··· ENTRIES SUPPLIED
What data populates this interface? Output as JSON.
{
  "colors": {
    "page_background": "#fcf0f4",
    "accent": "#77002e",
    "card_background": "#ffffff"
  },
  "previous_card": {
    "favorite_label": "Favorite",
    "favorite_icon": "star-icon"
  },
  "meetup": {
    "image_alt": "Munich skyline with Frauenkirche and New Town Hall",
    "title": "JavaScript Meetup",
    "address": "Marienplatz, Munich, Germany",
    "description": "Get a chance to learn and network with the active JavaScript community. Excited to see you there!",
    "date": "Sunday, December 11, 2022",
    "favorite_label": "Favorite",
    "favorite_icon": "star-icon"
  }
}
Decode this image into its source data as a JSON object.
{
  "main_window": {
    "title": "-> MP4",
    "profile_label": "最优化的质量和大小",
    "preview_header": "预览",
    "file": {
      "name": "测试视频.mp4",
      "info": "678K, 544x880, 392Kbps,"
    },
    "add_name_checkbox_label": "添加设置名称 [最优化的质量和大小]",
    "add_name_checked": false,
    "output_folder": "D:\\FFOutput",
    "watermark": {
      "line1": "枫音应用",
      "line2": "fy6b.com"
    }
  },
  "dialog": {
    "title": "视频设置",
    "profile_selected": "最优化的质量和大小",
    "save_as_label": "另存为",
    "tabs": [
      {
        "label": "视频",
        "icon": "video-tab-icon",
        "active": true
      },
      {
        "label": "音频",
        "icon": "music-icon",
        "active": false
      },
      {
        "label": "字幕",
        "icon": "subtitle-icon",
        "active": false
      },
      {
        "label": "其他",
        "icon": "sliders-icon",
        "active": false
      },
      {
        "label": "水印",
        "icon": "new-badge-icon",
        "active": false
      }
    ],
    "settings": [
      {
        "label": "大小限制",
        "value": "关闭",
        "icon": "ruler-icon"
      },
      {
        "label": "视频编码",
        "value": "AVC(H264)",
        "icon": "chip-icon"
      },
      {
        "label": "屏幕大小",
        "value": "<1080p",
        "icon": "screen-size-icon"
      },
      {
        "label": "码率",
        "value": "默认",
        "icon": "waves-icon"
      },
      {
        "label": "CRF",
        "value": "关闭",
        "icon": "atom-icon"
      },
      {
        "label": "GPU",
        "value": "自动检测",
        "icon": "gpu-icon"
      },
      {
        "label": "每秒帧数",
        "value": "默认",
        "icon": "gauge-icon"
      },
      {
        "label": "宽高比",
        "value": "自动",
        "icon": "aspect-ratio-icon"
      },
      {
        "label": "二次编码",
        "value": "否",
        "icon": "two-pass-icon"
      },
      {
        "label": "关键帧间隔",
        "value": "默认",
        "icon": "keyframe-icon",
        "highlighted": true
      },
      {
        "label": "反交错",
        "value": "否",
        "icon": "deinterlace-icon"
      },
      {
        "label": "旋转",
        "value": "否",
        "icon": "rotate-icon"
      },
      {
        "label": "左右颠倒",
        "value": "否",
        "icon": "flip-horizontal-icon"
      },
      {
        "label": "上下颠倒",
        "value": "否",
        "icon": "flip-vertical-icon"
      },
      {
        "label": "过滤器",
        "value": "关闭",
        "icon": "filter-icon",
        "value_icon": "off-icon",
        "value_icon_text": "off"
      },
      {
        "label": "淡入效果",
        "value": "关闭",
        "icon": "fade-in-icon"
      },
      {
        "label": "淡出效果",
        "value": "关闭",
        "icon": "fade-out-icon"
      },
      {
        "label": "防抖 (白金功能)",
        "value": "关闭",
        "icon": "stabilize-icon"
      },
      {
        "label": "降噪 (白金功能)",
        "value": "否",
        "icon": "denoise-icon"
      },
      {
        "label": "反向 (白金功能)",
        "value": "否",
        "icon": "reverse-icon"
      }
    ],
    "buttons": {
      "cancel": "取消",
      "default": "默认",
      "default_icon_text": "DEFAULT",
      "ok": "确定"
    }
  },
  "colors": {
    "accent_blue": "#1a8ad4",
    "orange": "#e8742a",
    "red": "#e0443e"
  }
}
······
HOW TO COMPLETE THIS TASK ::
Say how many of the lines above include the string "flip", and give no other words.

THE ANSWER ::
2